April 1, 2010
Every year the Commanderie de Bontemps hosts a dinner to celebrate the official release of the new vintage – the “Ban de Millesime”.
The Commanderie is an organization that has its roots in medieval church institutions and it assists in the marketing of Bordeaux wines around the world. In conjunction with the Grand Conseil de Bordeaux they help support the Commanderies de Bordeaux around the world.
This is a great dinner to attend if you like to drink mature wine – because there is a lot of it at this dinner. Each place setting comes complete with 6 or 7 empty wine glasses and three is ample opportunity to fill them. To start, the Commanderie usually provides 5 or 6 wines for every table. This year they were: Ch. Vieux Chateau Gaubert 2005 (Blanc), Ch. La Tour Martillac 2006 (Blanc), Ch. Belgrave 2000, Ch. Lynch Bages 1998, Ch. Ducru Beaucalliou 1995, and Ch. de Myrat 2003 (Sauternes). Beyond that, most of the negoce or Chateau owners who come to the dinner also bring a number of other wines to taste with their guests. Once the dinner starts (and sometimes before) the bartering and trading of the wines between tables also starts. For example, at our table we had some Ch. Malescot St. Exupery 1998, and Ch. Prieure Lichine, and some other bottles that I did not see. We tried to trade those bottles for a 1989 Ch. Mouton Rothschild – and were not successful – at first. We finally got it when the bottle was almost empty. It was worth it though – the wine was excellent. The trading goes on all night – because once everyone at the table has tasted the new wine (and sometimes before) – it is traded again for another bottle. The other wines that came through our table included: Ch. Cos D’Estournel 1995, Ch, Pichon Baron 1999, Ch. Loudenne 2005, and Ch. Carobnnieux 2007 (Blanc).

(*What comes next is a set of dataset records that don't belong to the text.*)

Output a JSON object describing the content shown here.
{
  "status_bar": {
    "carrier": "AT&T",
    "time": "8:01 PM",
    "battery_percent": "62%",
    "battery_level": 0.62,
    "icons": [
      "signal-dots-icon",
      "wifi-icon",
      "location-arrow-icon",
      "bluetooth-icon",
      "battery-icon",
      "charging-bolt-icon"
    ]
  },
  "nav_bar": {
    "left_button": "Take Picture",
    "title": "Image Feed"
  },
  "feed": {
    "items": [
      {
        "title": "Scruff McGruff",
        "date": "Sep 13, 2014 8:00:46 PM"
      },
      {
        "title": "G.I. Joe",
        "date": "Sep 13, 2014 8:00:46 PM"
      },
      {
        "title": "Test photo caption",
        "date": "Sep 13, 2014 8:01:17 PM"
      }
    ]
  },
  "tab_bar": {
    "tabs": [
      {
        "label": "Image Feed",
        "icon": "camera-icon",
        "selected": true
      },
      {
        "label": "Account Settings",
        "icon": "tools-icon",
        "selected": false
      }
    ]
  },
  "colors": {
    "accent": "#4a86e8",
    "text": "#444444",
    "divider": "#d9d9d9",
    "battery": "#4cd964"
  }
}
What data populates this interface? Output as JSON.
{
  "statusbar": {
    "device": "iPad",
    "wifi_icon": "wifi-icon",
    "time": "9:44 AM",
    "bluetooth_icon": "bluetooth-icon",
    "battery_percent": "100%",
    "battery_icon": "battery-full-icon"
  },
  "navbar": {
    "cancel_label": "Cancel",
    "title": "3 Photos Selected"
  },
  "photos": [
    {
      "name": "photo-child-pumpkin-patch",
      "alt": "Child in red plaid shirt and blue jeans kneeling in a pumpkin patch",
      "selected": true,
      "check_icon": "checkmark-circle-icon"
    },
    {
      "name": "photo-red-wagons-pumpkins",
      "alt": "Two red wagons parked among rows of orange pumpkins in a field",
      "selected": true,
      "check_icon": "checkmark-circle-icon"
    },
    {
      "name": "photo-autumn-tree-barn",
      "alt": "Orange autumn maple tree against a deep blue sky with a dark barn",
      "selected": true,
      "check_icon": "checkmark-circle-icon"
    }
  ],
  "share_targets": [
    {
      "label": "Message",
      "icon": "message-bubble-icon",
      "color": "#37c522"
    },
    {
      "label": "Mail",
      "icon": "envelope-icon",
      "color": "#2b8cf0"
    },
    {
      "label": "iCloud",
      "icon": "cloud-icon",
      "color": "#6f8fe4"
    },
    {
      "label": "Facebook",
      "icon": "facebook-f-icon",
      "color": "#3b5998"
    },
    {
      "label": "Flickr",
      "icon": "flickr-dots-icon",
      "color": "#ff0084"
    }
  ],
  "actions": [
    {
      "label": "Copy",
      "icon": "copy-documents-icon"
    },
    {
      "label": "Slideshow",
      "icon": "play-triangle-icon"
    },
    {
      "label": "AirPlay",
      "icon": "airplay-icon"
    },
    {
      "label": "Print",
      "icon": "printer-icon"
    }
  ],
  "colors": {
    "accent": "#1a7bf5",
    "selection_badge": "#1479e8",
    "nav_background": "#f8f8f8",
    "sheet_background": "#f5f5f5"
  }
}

Here are some quick notes on the wines: The 1989 Ch. Mouton Rothschild was excellent – still with lots of fruit and good body -a touch above the 1989 Ch. Gruaud Larose that I had the night before – but still a wine that should not be left to cellar too much longer. Of the whites, the 2007 Ch. Carobnnieux was the best – although it was not as refreshingly acidic as I remembered it from the 2007 en primeur campaign. It is much creamier in style now. The 1999 Ch. Pichon Baron had an intense barnyard nose that one party guest rejected outright as a fault – but it was still a pleasant wine. Both of the 1995s (Ch. Ducru Beaucalliou and Ch. Cos D’Estournel) were closed and not offering as much as epxected. I have noticed this with my own 1995s. Maybe best to let them sit for a few years before trying them again. The 2000 Ch. Belgrave had seen better days. Unfortunately, the 2003 Ch. de Myrat lacked acidity which made it syrupy and cloying and I don’t think any of the tables finished their bottle.